It’s been pouring rain all day and I’m dying to write M!Ulqui and TY!Hime (ﾉ´ヮ´)ﾉ*:･ﾟ✧
Orihime shook her head furiously, her hands balling up the bottom of her pajama top. She sat in the middle of Ulquiorra’s bed, where she had been since the television posted a tornado warning for a list of counties she could not yet recognize. He’d tried to tell her they would be fine, but she didn’t believe him; and to further illustrate her disbelief she went off in Japanese that was peppered with the occasional English word like “Dorothy” and “twister” and “munchkin.”
Ulquiorra, reclining with his back against the headboard, smirked when a flash of lighting sent Orihime diving into the sheets. He waited for the thunder to subside before he leaned over and lifted the blanket off her. “Do you know how I know we’ll be alright?” he asked her.
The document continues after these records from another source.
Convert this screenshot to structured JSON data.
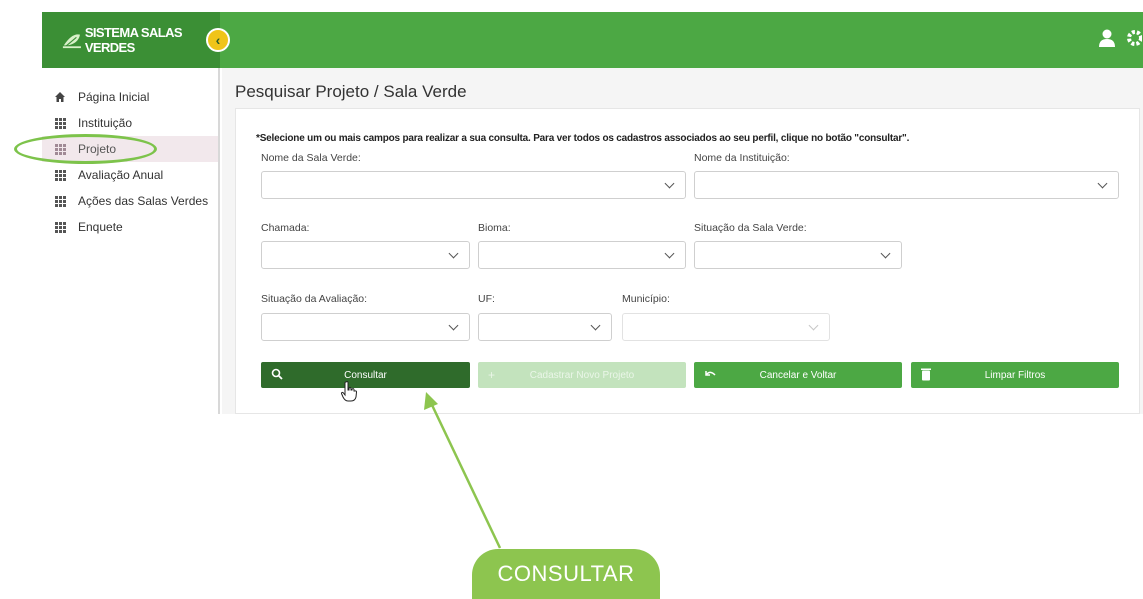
{
  "app": {
    "brand": "SISTEMA SALAS VERDES"
  },
  "sidebar": {
    "items": [
      {
        "label": "Página Inicial",
        "icon": "home-icon"
      },
      {
        "label": "Instituição",
        "icon": "grid-icon"
      },
      {
        "label": "Projeto",
        "icon": "grid-icon",
        "active": true
      },
      {
        "label": "Avaliação Anual",
        "icon": "grid-icon"
      },
      {
        "label": "Ações das Salas Verdes",
        "icon": "grid-icon"
      },
      {
        "label": "Enquete",
        "icon": "grid-icon"
      }
    ]
  },
  "main": {
    "title": "Pesquisar Projeto / Sala Verde",
    "instructions": "*Selecione um ou mais campos para realizar a sua consulta. Para ver todos os cadastros associados ao seu perfil, clique no botão \"consultar\".",
    "fields": {
      "nome_sala_verde": "Nome da Sala Verde:",
      "nome_instituicao": "Nome da Instituição:",
      "chamada": "Chamada:",
      "bioma": "Bioma:",
      "situacao_sala_verde": "Situação da Sala Verde:",
      "situacao_avaliacao": "Situação da Avaliação:",
      "uf": "UF:",
      "municipio": "Município:"
    },
    "buttons": {
      "consultar": "Consultar",
      "cadastrar": "Cadastrar Novo Projeto",
      "cancelar": "Cancelar e Voltar",
      "limpar": "Limpar Filtros"
    }
  },
  "annotation": {
    "label": "CONSULTAR"
  },
  "colors": {
    "brand_green": "#4ca844",
    "dark_green": "#2f6b2b",
    "highlight_green": "#8dc54f",
    "accent_yellow": "#f0c419"
  }
}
Orihime blinked at him with frightened eyes. He held his phone out to her, its screen displaying a Doppler radar loop. “See how the red and yellow are moving more north than east? It means the storm is going to skim the city at best. And this,” he pointed to a spot where the colors appeared to be twisting in on themselves, “is called a hook echo. Your tornado will most likely be located there.”
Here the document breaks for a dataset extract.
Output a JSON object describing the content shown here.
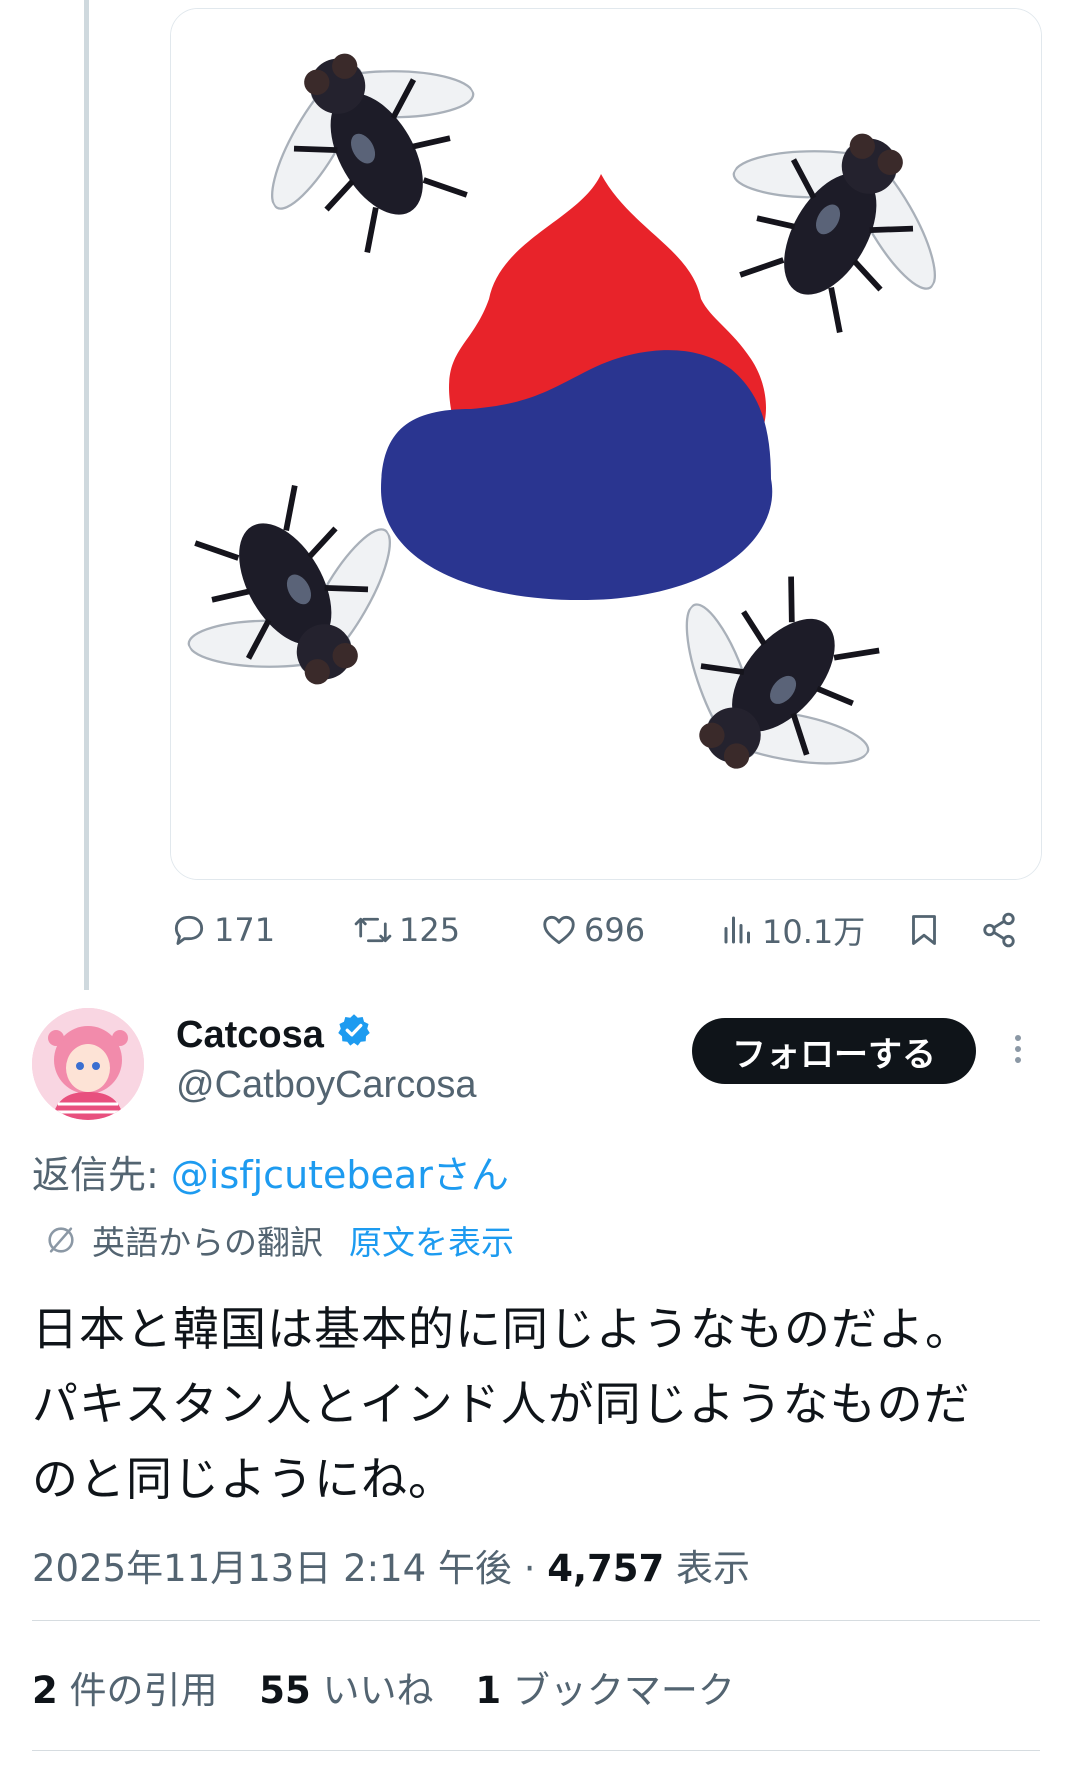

Orihime straightened, watching the colors move away from the dot that labeled the city. “It is not coming toward us.”
“That’s right,” Ulquiorra said, adding with a hint of wickedness, “but if you still want to sleep here tonight, you’re more than welcome to.”
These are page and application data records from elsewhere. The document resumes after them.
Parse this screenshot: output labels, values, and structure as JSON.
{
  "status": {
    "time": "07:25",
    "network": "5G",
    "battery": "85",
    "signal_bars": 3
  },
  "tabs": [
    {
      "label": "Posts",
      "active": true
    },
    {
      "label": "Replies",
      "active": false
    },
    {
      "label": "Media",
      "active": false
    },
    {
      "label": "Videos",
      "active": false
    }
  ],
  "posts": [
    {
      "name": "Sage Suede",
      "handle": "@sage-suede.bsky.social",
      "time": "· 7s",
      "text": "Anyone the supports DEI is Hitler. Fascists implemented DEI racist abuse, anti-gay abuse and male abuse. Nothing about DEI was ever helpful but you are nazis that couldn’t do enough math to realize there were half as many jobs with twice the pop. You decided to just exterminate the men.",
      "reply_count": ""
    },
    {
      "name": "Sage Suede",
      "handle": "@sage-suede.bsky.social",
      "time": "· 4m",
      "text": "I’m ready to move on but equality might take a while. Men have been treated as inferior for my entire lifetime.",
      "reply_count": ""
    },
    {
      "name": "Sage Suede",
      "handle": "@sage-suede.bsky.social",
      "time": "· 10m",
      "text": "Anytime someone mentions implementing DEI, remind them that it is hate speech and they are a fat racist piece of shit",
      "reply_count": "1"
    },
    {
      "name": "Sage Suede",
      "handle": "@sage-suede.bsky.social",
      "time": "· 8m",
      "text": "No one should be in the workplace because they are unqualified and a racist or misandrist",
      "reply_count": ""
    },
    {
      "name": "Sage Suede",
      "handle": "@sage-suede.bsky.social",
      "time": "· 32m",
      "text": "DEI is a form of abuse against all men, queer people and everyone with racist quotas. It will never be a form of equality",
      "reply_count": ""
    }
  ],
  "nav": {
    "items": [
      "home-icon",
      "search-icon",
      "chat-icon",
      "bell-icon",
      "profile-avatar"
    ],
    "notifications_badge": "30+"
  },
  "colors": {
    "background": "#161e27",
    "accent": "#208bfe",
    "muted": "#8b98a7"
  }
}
Orihime lowered the phone, lifted her head, and did her best to look aloof. “Okay.”
“That’s what… huh?”
“I said okay.” She reached over him to put the phone on the nightstand. Ulquiorra watched her slip her legs under the covers, yank a pillow from his stack, fluff it, and plop it down. “Big storms make me nervous. I will sleep here.”
Ulquiorra handed her a second pillow. He’d rather sleep on two pillows than three. He’d rather the tornado throw a cow through his window than sleep on an odd number of anything, bed excluded. “It could be dangerous for you,” he said quietly.
Lightning illuminated the wall. A moment later, the lamp on the nightstand went out, along with the air conditioning, and the dishwasher in the kitchen. Thunder rolled over the building with strength enough to rattle dishes. When it was over, Ulquiorra found Orihime clinging to him, her face buried in his chest, her heart beating so hard he could feel it through her back.
They couldn’t see each other in the darkness at all. But her lips found their way to his anyway, and when the lamp flickered back on minutes later, she lifted her mouth to his ear and whispered, “turn it off.”